The death toll from a fire at a Bangladeshi factory soared to at least 121 as rescue workers recovered 112 bodies Sunday, the national fire chief told.
“We’ve found 112 dead bodies this morning,” fire brigade director general Brigadier General Abu Nayeem Mohammad Shahidullah told.
“We resumed our search this morning and found the bodies lying on different floors of the factory building,” he said.
The fire broke out in the ground-floor warehouse of the multi-storey Tazreen Fashion factory 30 kilometres (18 miles) north of Dhaka on Saturday evening, trapping hundreds of workers on the upper floors, police said.
Police inspector Mostofa Kamal had previously told AFP that nine workers died and about 100 workers were injured.
Kamal said many workers jumped from the factory’s upper floors to escape the flames before firefighters arrived to put the blaze out.
The cause was not immediately known but fires as a result of short circuits and shoddy electrical wiring are common in Bangladeshi garment plants, which use cheap labour to produce clothes shipped to Western countries.
At least 13 people were killed and dozens are feared missing after a flyover under construction collapsed in Bangladesh’s southeastern port city of Chittagong, police said Sunday.
“So far 13 dead bodies have been recovered,” sub-inspector Mohammad Alauddin told AFP, adding that military rescue teams had been called in to help with the search for victims.
The number of missing could not immediately be confirmed but police constable Shakakhawat Hossain told AFP from the scene that dozens could be trapped under the debris.
Hossain said about 20 people were injured, including some during clashes between police and an angry crowd that attacked the site offices of the construction company after the flyover collapse on Saturday evening.
In September the World Bank said it was concerned about corruption in Bangladesh, reiterating that it would not get new funding for a bridge project until a credible probe into corruption around the project was undertaken.

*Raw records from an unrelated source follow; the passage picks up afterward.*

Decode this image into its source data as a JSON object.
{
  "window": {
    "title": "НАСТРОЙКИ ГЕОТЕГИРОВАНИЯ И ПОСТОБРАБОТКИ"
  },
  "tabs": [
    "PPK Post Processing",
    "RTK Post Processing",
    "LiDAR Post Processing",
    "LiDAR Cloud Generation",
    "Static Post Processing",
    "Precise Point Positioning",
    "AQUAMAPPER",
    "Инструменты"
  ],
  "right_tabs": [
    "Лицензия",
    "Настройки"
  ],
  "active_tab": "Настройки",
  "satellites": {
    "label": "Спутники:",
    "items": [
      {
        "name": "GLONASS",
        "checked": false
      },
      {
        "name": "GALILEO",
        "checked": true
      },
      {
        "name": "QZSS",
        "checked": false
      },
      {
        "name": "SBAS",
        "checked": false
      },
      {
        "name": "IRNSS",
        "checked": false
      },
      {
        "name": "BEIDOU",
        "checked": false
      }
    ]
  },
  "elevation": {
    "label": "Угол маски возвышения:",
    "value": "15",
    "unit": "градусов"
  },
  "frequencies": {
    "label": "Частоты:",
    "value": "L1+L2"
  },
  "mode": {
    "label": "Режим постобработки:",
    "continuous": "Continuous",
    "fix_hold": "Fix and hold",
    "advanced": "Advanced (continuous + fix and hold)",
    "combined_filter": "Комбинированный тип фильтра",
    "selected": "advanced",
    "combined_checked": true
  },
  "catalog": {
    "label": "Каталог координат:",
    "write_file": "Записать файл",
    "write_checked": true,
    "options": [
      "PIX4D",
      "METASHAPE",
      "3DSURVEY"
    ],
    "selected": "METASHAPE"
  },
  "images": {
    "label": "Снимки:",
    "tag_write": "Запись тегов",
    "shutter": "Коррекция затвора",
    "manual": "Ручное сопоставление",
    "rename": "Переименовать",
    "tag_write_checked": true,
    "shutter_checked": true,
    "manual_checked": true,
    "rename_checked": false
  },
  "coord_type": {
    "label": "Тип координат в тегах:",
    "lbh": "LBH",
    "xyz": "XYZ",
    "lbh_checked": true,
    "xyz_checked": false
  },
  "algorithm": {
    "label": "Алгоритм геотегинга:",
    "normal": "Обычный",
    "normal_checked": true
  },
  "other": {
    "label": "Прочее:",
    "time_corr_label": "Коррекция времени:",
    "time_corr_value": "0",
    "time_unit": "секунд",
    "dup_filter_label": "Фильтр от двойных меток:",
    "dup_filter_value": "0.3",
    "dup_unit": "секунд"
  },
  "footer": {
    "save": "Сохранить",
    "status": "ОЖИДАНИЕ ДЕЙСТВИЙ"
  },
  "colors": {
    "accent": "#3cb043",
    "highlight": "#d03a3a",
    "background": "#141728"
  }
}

The Washington-based institution said it was not yet prepared to reactivate financing for the $3 billion Padma road and rail bridge which was intended to connect the capital Dhaka to coastal districts.